_What you will do:_
Please copy out all lines of the entries that contain the word "CLOUD".
*** Opening of Material for this task ***
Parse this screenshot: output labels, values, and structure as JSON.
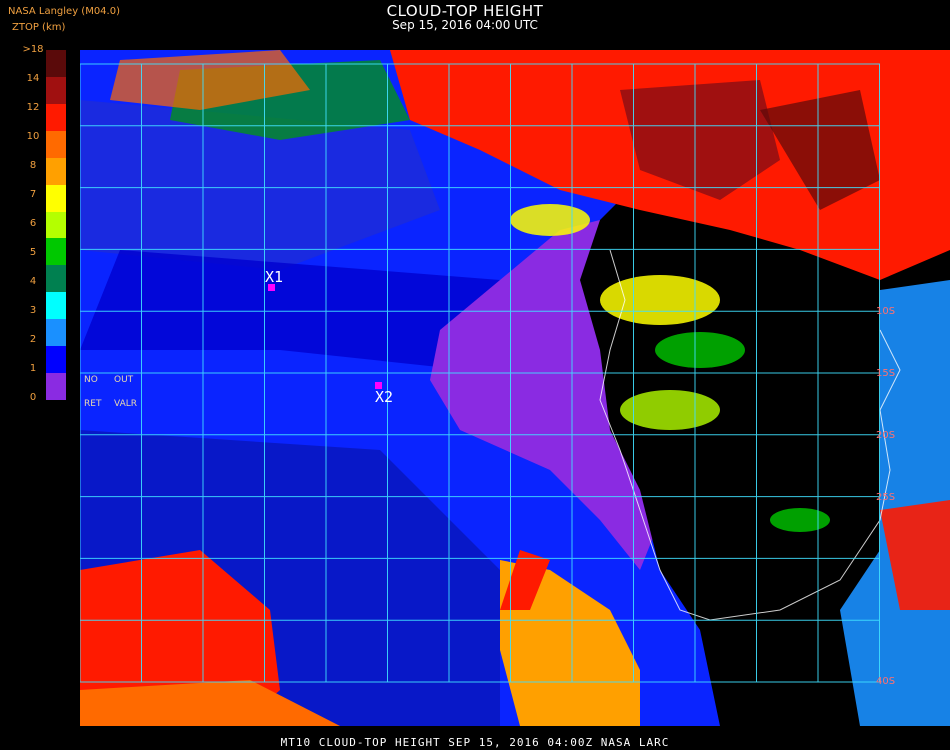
{
  "header": {
    "title": "CLOUD-TOP HEIGHT",
    "datetime": "Sep 15, 2016 04:00 UTC",
    "org": "NASA Langley (M04.0)",
    "param": "ZTOP (km)"
  },
  "legend": {
    "labels": [
      ">18",
      "14",
      "12",
      "10",
      "8",
      "7",
      "6",
      "5",
      "4",
      "3",
      "2",
      "1",
      "0"
    ],
    "colors": [
      "#5a0a0a",
      "#a01010",
      "#ff1a00",
      "#ff6a00",
      "#ffa000",
      "#ffff00",
      "#b4ff00",
      "#00c800",
      "#008050",
      "#00ffff",
      "#1a90ff",
      "#0000ff",
      "#8a2be2"
    ],
    "no_label": "NO",
    "out_label": "OUT",
    "ret_label": "RET",
    "valr_label": "VALR"
  },
  "points": [
    {
      "label": "X1"
    },
    {
      "label": "X2"
    }
  ],
  "lat_labels": [
    "10S",
    "15S",
    "20S",
    "25S",
    "40S"
  ],
  "footer": "MT10  CLOUD-TOP HEIGHT   SEP 15, 2016 04:00Z   NASA LARC"
}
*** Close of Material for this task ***
_Exercise output:_
    "title": "CLOUD-TOP HEIGHT",
  "footer": "MT10  CLOUD-TOP HEIGHT   SEP 15, 2016 04:00Z   NASA LARC"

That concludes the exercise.